Moving right along demonstrating the new Drupal 8 Object Oriented Programming structure, this next part of my blog series is going to focus on creating a custom field formatter.
This is part 2 of this blog series. Part 1 covers setting up Grunt and Browsersync, this part will focus on expanding what we created in part 1. It will focus on adding image compression to our Grunt setup. The methods used for image compression aren’t super important but setting up a watcher and using the newer Grunt plugin can be useful for many other things.
A recent internal Commercial Progression project allowed us the opportunity to set up a Drupal 8 site and get REST working on it. In the process, and by merit of the stack being new with the documentation catching up, I learned a few tricks that might be useful for enterprising developers out there.
1. POST-ing entities is to a different path than the REST UI says
If you install the REST UI module and enable an endpoint, you'll see a screen like:
In part 2 of my Object Oriented Programming (OOP) for Drupal 8 series, we are going to create an administration form. If you missed part 1, I talked about how to make a simple custom block in D8, which is something we do here at Commercial Progression to brand our sites. I chose a custom block to show that the new changes in D8 aren’t so scary, and to introduce object oriented concepts and definitions with a real-world example.
About a year ago, Chris pointed the dev team toward a cool new module called Paragraphs. Since then, we've played with it on test sites, rolled it for use on sites for clients (including some big ones!), and tried combinations of bundles and fields that push the limits.

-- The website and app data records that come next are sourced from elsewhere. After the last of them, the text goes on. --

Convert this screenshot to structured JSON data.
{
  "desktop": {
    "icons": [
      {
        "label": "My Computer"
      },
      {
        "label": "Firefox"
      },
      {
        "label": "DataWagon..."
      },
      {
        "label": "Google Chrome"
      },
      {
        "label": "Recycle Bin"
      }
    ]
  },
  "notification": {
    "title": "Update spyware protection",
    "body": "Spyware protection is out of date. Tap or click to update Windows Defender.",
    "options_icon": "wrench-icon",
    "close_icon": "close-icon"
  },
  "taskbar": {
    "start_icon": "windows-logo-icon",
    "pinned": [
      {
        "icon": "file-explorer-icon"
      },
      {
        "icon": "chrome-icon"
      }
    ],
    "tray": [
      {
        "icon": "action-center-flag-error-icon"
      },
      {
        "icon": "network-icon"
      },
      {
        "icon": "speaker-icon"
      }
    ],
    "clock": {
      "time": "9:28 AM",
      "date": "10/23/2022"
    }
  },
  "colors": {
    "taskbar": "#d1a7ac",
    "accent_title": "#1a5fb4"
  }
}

Here are some of the cool things we've done with Paragraphs:
Object Oriented Programming (or OOP for short) organizes code into objects with properties and behaviors. Drupal developers are comfortable with the paradigm of procedural programming, which uses functions to pass in data, manipulate it, and return something. In the following post, I will help explain to tech-savvy developers how OOP will look and feel in Drupal 8.